The Levenberg-Marquardt algorithms solves the problem to minimize |f(v)| in the Euclidean norm, where f maps n variables to m variables, and n<=m. For linear f, we have to minimize |Ax-b|, which is simply a linear fit, and can be solved using various functions in Euler (fit, fitnormal, svdsolve).

The idea of the algorithm is to linearize f using the Jacobian derivative matrix. In each step, we minimize |f(a)+Df(a).(x-a)| for x. For n=m this is precisely the Newton method.

However, the problem can also be solves with Nelder-Mead. This notebook compares inplementations of the two methods in Euler.

Let us assume the following function.

>expr &= [x^2+y^2-1,x*y-1,x+2*y+1]

2 2 [y + x - 1, x y - 1, 2 y + x + 1]

We make it a function of x and y, which can also be used for row vectors.

>function f([x,y]) &= expr

2 2 [y + x - 1, x y - 1, 2 y + x + 1]

For the Nelder-Mead method, we need a function mapping vectors to reals.

>function fh([x,y]) := norm(f([x,y]))

Let us plot this function. The minimum is clearly visible.

>plot2d("fh",r=2,contour=1):

The Nelder-Mead method solves this minimization problem easily.

>v=nelder("fh",[0,0]), fh(v)

[-0.913985, -0.235233] 0.880894013725

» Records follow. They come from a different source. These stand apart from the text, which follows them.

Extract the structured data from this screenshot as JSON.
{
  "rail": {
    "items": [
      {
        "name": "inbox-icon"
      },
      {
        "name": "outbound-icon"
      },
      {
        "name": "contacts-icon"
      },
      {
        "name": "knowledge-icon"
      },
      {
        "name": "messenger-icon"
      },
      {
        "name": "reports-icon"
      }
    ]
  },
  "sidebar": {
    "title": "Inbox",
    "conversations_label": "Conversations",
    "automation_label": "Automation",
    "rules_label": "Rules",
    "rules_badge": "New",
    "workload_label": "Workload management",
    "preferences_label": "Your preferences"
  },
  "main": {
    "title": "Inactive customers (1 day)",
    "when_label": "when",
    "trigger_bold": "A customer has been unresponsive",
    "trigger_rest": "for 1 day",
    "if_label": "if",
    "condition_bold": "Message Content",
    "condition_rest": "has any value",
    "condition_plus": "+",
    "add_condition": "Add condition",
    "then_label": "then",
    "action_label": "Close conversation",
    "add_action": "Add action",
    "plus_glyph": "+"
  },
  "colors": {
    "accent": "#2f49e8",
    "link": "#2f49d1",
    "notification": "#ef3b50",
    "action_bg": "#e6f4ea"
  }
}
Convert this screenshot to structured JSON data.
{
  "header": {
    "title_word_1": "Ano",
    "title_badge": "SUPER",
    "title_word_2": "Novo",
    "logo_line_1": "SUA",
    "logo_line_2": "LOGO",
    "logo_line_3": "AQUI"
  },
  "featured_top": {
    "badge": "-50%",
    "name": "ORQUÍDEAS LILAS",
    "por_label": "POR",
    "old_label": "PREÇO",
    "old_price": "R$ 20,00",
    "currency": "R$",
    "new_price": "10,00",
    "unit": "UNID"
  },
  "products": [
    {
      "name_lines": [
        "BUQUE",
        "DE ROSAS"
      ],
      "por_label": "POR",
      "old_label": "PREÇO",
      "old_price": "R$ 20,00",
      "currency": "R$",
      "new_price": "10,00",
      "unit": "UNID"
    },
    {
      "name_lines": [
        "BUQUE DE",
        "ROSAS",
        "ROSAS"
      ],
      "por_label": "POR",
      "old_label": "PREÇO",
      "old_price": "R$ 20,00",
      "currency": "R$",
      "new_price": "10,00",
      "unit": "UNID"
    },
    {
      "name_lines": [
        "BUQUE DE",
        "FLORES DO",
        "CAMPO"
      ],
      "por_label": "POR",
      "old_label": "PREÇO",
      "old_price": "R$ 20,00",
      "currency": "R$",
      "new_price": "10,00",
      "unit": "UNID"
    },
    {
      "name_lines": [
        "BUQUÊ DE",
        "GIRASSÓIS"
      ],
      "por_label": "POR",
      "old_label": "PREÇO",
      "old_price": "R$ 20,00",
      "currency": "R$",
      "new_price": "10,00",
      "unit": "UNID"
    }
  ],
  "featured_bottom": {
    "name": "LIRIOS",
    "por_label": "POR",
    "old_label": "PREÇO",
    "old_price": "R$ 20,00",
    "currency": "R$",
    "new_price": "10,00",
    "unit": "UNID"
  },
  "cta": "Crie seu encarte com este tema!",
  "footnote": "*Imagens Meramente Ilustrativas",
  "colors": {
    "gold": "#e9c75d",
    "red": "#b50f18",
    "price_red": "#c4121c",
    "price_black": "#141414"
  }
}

Now, for the Levenberg-Marquard algorithm, we need the Jacobian. We let Maxima compute that for us.

>function Df([x,y]) &= jacobian(@expr,[x,y])

[ 2 x 2 y ] [ ] [ y x ] [ ] [ 1 2 ]

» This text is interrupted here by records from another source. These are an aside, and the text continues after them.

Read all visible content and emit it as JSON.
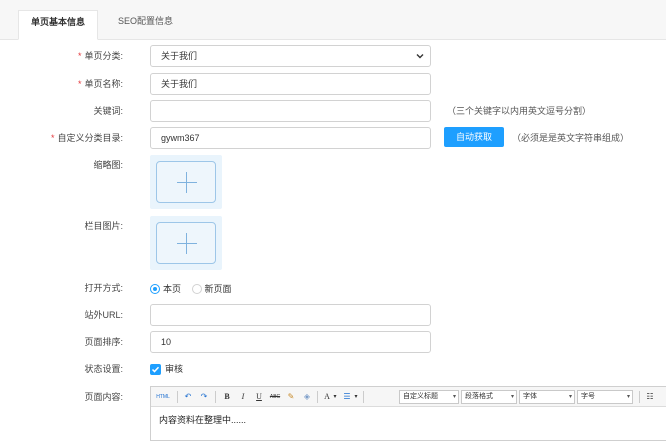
{
  "tabs": [
    {
      "label": "单页基本信息",
      "active": true
    },
    {
      "label": "SEO配置信息",
      "active": false
    }
  ],
  "fields": {
    "category": {
      "label": "单页分类:",
      "required": true,
      "value": "关于我们"
    },
    "name": {
      "label": "单页名称:",
      "required": true,
      "value": "关于我们"
    },
    "keywords": {
      "label": "关键词:",
      "value": "",
      "hint": "（三个关键字以内用英文逗号分割）"
    },
    "custom_dir": {
      "label": "自定义分类目录:",
      "required": true,
      "value": "gywm367",
      "button": "自动获取",
      "hint": "（必须是是英文字符串组成）"
    },
    "thumbnail": {
      "label": "缩略图:"
    },
    "column_image": {
      "label": "栏目图片:"
    },
    "open_mode": {
      "label": "打开方式:",
      "options": [
        "本页",
        "新页面"
      ],
      "selected": "本页"
    },
    "external_url": {
      "label": "站外URL:",
      "value": ""
    },
    "sort": {
      "label": "页面排序:",
      "value": "10"
    },
    "status": {
      "label": "状态设置:",
      "checkbox_label": "审核",
      "checked": true
    },
    "content": {
      "label": "页面内容:",
      "text": "内容资料在整理中......"
    }
  },
  "toolbar": {
    "html": "HTML",
    "bold": "B",
    "italic": "I",
    "underline": "U",
    "strike": "ABC",
    "font_color": "A",
    "selects": [
      "自定义标题",
      "段落格式",
      "字体",
      "字号"
    ]
  },
  "colors": {
    "accent": "#1e9fff",
    "required": "#e4393c"
  }
}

The following is a very simple implementation of the Levenberg-Marquard algorithm.

The function nlfit (non linear fit) needs two functions and a start vector. The first function f(v) must work for row 1xn vectors v, and produce a 1xm row vector as its result. The second function Df(v) must also work on row vectors, but produce an mxn Jacobian.

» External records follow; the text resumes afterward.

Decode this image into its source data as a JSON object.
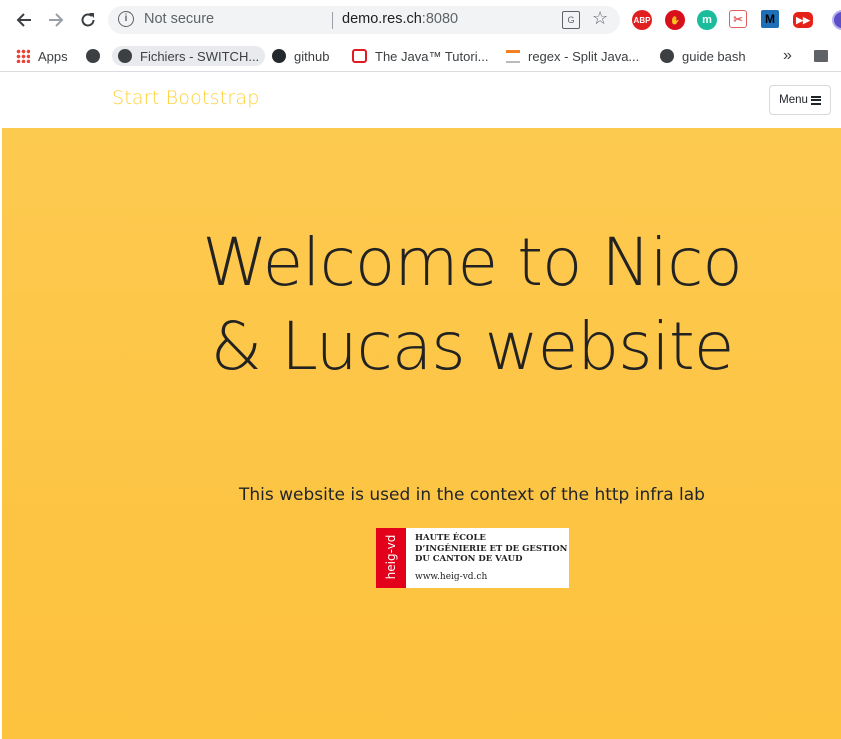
{
  "browser": {
    "address_security": "Not secure",
    "address_host": "demo.res.ch",
    "address_port": ":8080",
    "bookmarks": {
      "apps": "Apps",
      "fichiers": "Fichiers - SWITCH...",
      "github": "github",
      "java": "The Java™ Tutori...",
      "regex": "regex - Split Java...",
      "guide": "guide bash",
      "more": "»"
    },
    "extensions": {
      "abp": "ABP",
      "m_teal": "m",
      "m_blue": "M"
    }
  },
  "page": {
    "brand": "Start Bootstrap",
    "menu_label": "Menu",
    "headline": "Welcome to Nico & Lucas website",
    "subline": "This website is used in the context of the http infra lab",
    "logo": {
      "vertical_text": "heig-vd",
      "line1": "HAUTE ÉCOLE",
      "line2": "D’INGÉNIERIE ET DE GESTION",
      "line3": "DU CANTON DE VAUD",
      "site": "www.heig-vd.ch"
    }
  },
  "colors": {
    "hero_background": "#fdc545",
    "brand_yellow": "#fed136",
    "heig_red": "#e2001a"
  }
}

>help nlfit

nlfit is an Euler function. function nlfit (f$, Df$, v) Function in file : numerical Minimizes f(x) from start vector v. This method is named after Levenberg-Marquardt. It minimizes a function from n variables to m variables (m>n) by minimizing the linear tangent function. If the norm gets larger it decreases the step size, until the step size gets closer than epsilon. f(x) maps 1xn vectors to 1xm vectors (m>n) Df(x) is the Jacobian of f. >function f([x,y]) &= [x,y,x^2+2*y^2+1]; >function Df([x,y]) &= jacobian(f(x,y),[x,y]); >nlfit("f","Df",[0.2,0.1]) [-9.19403e-011, -1.07327e-010] >function h(v) := norm(f(v)) >nelder("h",[3,1]) // for comparison [6.33484e-007, -1.9733e-007]

It works well, even for start vectors, which are not close to the optimal solution.

>v=nlfit("f","Df",[1,0]), fh(v)

[-0.913985, -0.235232] 0.880894013725

I want to try another example, a non-linear quadratic approximation.

For a non-linear class of approximating functions we take the following rational functions. The problem with this class is that |c| must not be larger than 1 to avoid poles in the approximation interval [-1,1].

>fexpr &= (a*x+b)/(1+c*x)

a x + b ------- c x + 1

We approximate exp(x) on discrete points.

>xv=-1:0.1:1; yv=exp(xv);

First, we need a function, which computes the error f(x)-y depending on the parameters a, b, and c. This error is a vector.

>function f([a,b,c]) ... global xv,yv; x=xv; return @fexpr-yv; endfunction

Now, we need to compute the Jacobian of f. This matrix contains the gradient of f_i(a,b,c) in each row, where f_i is the i-th component of f. This is our expression, evaluated in x[i]. We use Maxima at compile time, to compute the gradient of the expression.

>function Df([a,b,c]) ... global xv; y=zeros(cols(xv),3); loop 1 to cols(xv) x=xv[#]; y[#]=@:"gradient(@fexpr,[a,b,c])"; end; return y; endfunction

First, we try Nelder-Mead again.

>function fh(v) := norm(f(v)) >v=nelder("fh",[0,0,1/2])

[0.524321, 1.01388, -0.439515]

To check this result, we compute the error of (ax+b)/(1+cx)-exp(x). To be able to evaluate the expression, we define a, b, c globally.

>a=v[1]; b=v[2]; c=v[3]; >plot2d("fexpr(x)-exp(x)",-1,1):

The Levenberg-Marquard algorithm leads to the same result.

>nlfit("f","Df",[0,0,1/2])

[0.52432, 1.01388, -0.439515]